Brief: If a line below contains the word "fullscreen", count it. Please give the total and nothing else.

Entries taken from a collection:
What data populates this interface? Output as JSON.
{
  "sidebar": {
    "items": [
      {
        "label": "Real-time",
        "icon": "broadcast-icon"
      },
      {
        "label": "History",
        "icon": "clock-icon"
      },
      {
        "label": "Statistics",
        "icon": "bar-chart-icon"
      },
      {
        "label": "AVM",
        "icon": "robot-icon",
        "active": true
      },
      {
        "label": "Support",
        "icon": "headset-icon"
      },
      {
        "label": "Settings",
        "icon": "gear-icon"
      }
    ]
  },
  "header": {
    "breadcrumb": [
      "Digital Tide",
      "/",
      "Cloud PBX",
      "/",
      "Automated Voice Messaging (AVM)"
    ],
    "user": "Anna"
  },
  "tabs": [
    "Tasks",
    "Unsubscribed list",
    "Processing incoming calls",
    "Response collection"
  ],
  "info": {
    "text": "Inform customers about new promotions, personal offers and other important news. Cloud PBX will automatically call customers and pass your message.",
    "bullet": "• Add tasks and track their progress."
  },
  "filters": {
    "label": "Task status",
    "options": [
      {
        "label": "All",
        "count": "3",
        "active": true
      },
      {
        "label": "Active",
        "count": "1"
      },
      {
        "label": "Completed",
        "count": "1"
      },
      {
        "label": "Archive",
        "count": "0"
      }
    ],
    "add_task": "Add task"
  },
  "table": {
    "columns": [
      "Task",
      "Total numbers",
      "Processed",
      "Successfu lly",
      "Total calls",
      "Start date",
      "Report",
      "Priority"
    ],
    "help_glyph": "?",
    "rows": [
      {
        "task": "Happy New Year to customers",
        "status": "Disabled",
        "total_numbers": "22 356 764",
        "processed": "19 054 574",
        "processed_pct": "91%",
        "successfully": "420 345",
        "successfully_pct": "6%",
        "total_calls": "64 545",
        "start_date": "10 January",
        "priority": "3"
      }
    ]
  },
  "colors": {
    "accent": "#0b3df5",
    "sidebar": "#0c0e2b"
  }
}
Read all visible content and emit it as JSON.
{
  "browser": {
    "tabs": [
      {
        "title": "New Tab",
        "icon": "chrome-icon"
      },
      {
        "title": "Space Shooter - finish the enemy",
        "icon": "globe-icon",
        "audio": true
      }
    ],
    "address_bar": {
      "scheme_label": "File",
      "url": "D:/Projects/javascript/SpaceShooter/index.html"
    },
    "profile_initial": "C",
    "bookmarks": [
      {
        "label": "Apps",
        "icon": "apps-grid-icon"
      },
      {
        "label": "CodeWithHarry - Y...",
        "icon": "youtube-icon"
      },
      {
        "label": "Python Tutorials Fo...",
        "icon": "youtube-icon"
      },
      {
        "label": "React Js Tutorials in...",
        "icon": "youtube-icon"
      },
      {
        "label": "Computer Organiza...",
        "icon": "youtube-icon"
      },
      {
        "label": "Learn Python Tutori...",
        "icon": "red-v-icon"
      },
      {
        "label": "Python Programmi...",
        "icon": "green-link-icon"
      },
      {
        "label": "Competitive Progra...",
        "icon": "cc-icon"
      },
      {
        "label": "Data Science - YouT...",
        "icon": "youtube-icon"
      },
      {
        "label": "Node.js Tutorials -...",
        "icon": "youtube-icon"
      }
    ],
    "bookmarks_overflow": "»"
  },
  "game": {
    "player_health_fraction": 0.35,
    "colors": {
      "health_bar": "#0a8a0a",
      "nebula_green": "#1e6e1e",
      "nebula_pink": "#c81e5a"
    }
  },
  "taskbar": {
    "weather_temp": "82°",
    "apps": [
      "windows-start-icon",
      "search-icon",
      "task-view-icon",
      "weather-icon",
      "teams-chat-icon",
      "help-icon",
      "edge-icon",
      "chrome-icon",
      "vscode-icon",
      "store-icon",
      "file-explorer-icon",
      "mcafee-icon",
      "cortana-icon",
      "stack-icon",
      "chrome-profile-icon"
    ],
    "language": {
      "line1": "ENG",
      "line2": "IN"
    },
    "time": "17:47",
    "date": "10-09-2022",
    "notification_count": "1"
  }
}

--

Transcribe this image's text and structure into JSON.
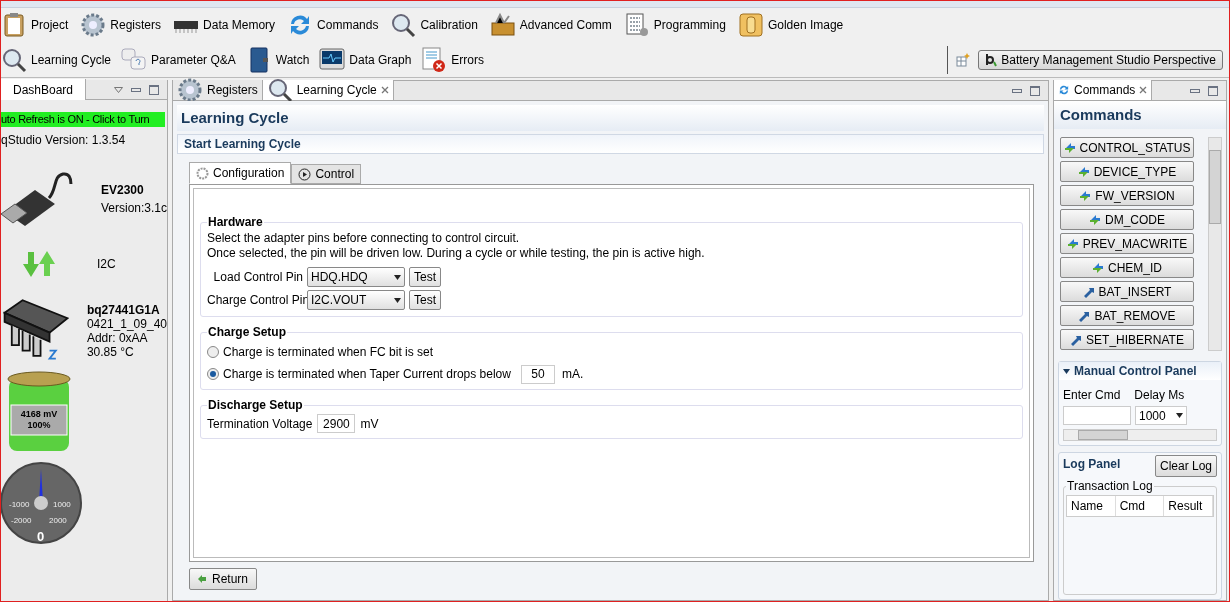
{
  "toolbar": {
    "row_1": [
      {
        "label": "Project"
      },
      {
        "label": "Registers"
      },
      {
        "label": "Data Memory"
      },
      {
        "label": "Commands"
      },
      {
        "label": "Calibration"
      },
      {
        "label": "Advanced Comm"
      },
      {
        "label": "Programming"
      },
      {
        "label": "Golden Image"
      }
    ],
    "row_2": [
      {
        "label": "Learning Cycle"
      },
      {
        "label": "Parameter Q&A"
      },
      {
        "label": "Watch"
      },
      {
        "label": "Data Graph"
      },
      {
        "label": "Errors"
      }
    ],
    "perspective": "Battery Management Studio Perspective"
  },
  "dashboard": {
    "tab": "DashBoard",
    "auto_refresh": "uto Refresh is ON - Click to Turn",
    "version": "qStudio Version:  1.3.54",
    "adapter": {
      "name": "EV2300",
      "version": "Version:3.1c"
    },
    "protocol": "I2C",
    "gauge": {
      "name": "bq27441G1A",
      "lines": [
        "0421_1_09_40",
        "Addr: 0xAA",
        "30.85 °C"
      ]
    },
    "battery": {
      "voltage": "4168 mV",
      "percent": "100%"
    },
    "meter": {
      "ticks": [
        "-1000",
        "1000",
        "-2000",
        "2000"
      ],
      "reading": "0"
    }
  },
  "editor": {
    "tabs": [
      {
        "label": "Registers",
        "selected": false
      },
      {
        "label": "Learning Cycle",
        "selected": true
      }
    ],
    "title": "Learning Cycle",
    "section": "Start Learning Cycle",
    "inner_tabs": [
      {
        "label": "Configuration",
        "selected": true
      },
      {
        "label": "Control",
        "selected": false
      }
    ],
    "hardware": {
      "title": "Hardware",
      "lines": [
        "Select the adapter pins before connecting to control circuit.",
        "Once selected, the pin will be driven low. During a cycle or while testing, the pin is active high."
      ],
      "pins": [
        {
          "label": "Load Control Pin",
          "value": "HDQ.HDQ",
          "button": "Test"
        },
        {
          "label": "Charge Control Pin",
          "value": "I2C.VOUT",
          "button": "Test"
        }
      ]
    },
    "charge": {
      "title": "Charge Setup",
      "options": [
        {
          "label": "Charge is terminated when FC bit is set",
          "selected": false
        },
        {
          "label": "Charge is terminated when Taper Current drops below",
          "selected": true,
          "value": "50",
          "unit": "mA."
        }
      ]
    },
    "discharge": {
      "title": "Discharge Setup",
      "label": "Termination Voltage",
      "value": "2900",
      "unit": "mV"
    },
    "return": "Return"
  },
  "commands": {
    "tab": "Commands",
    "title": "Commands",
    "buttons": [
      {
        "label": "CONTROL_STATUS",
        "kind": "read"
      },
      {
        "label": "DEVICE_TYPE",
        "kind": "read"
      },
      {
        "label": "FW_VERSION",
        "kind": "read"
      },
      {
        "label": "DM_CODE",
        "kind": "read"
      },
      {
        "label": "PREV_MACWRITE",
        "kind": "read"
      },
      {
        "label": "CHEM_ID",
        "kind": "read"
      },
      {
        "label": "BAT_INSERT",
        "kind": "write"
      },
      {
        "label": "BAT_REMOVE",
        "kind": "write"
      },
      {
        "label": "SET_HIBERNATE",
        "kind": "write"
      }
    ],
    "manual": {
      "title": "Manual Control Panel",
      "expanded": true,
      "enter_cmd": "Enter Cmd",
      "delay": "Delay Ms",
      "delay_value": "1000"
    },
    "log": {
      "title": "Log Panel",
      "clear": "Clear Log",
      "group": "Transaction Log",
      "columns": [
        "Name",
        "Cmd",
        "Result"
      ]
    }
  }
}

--

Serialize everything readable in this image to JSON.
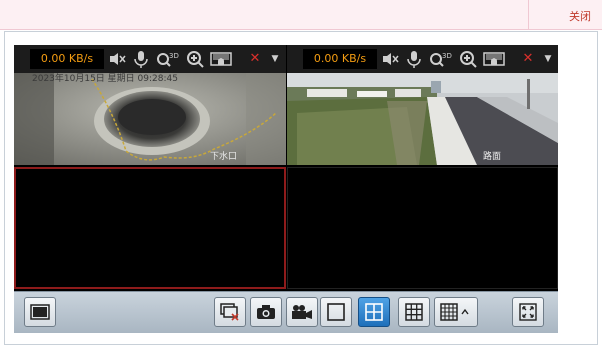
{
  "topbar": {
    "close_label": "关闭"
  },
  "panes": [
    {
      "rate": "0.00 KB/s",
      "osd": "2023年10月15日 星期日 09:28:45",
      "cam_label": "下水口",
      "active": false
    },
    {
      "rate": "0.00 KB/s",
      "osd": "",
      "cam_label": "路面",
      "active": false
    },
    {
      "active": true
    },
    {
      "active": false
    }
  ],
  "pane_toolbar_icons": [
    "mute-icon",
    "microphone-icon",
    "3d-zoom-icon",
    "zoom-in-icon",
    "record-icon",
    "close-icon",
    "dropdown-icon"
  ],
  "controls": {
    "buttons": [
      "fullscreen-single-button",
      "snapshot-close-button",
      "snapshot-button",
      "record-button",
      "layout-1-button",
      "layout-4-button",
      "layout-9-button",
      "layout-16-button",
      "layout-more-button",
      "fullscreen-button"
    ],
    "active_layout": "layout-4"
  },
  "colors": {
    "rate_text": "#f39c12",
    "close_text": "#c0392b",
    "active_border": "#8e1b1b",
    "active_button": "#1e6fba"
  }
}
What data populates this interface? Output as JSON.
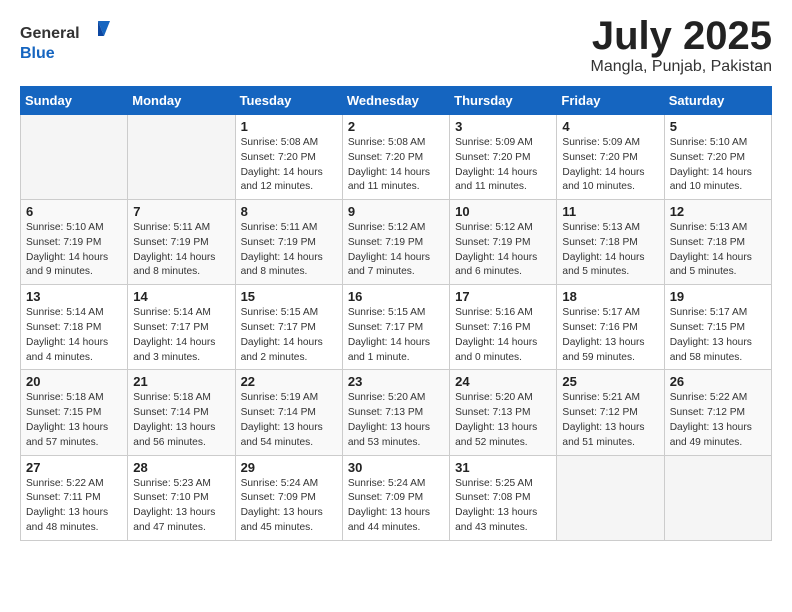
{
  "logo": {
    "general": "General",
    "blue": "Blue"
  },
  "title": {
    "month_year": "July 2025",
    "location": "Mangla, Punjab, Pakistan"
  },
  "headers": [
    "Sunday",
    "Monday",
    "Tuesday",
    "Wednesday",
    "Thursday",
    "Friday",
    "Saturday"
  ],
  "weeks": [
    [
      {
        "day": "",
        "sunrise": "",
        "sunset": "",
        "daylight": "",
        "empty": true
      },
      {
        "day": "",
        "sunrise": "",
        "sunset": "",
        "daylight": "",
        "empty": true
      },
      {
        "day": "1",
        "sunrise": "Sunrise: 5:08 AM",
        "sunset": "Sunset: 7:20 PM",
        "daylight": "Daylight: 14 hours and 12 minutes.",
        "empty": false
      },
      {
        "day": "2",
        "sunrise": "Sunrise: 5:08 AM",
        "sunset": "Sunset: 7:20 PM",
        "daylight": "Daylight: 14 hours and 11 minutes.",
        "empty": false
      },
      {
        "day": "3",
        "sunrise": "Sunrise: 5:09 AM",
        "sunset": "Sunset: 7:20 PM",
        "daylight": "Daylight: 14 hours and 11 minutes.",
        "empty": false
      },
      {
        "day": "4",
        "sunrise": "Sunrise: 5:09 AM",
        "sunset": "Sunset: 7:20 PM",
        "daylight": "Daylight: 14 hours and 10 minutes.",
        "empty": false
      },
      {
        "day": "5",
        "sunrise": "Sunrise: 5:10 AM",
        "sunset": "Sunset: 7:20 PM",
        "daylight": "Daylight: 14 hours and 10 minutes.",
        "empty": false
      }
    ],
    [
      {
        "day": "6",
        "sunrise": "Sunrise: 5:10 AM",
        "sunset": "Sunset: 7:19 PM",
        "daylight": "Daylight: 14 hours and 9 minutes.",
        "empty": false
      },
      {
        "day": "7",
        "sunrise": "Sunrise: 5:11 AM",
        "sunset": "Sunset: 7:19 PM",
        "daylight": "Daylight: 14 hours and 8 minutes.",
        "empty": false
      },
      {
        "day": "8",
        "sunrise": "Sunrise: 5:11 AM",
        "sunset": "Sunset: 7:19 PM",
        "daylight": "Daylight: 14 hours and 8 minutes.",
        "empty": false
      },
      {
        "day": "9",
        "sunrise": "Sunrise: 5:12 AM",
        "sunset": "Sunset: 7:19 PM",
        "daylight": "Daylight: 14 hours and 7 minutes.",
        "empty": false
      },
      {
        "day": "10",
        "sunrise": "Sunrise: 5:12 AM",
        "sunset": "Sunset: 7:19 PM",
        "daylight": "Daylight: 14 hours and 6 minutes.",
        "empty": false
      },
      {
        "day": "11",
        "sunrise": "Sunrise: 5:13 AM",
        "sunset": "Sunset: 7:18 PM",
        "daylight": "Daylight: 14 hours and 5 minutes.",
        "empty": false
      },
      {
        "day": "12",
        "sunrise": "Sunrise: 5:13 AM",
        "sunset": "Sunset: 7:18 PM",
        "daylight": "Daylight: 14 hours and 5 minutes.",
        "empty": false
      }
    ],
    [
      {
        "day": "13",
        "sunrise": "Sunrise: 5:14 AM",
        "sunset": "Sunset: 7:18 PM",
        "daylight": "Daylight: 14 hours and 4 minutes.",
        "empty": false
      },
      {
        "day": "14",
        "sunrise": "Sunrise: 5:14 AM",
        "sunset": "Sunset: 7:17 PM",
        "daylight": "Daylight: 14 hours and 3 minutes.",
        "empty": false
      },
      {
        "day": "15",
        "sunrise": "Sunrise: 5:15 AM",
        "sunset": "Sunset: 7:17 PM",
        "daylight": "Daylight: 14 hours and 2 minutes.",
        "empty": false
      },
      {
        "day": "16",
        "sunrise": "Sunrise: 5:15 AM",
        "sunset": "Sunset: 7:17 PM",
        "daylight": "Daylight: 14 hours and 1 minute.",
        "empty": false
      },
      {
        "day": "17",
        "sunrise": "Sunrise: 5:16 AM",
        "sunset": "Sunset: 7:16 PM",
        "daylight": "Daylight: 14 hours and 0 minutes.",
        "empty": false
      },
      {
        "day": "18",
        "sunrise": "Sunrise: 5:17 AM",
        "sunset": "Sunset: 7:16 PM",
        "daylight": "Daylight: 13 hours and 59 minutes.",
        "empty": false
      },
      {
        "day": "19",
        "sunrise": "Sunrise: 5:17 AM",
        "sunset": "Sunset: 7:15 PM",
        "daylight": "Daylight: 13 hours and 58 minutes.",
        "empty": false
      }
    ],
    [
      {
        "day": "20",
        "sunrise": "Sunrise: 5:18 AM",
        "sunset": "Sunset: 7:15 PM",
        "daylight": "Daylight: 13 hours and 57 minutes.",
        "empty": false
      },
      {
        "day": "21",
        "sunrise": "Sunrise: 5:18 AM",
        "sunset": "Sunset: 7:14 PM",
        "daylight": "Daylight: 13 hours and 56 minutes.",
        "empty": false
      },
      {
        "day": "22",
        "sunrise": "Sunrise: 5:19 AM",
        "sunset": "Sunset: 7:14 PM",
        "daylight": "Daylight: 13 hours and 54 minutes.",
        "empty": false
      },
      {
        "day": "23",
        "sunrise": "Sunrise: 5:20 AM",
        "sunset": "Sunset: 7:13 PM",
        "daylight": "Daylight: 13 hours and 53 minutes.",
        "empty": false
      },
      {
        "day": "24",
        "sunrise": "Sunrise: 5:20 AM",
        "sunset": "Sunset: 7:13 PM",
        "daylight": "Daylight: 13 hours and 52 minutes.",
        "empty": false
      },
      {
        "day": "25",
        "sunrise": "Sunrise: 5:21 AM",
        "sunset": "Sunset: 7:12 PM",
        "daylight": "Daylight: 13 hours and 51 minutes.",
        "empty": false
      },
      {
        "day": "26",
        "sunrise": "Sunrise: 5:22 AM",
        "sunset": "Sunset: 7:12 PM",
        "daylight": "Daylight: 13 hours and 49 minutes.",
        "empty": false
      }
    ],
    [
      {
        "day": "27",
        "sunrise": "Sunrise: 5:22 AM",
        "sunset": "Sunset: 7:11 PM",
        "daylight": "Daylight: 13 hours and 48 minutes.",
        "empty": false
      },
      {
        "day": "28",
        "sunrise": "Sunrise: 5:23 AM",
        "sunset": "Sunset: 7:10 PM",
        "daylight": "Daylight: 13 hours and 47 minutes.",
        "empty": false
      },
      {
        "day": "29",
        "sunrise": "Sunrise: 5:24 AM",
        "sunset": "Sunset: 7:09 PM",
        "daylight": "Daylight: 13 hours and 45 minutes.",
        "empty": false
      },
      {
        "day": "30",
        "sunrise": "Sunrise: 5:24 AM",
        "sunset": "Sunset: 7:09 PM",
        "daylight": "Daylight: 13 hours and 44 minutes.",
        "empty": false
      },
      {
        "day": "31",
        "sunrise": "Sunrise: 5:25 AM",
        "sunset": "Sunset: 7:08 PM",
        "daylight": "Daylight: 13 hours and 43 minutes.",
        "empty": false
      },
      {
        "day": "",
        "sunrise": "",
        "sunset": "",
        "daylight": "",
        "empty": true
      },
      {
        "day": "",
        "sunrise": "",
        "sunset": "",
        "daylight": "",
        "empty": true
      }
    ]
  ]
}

Response to this exercise: 2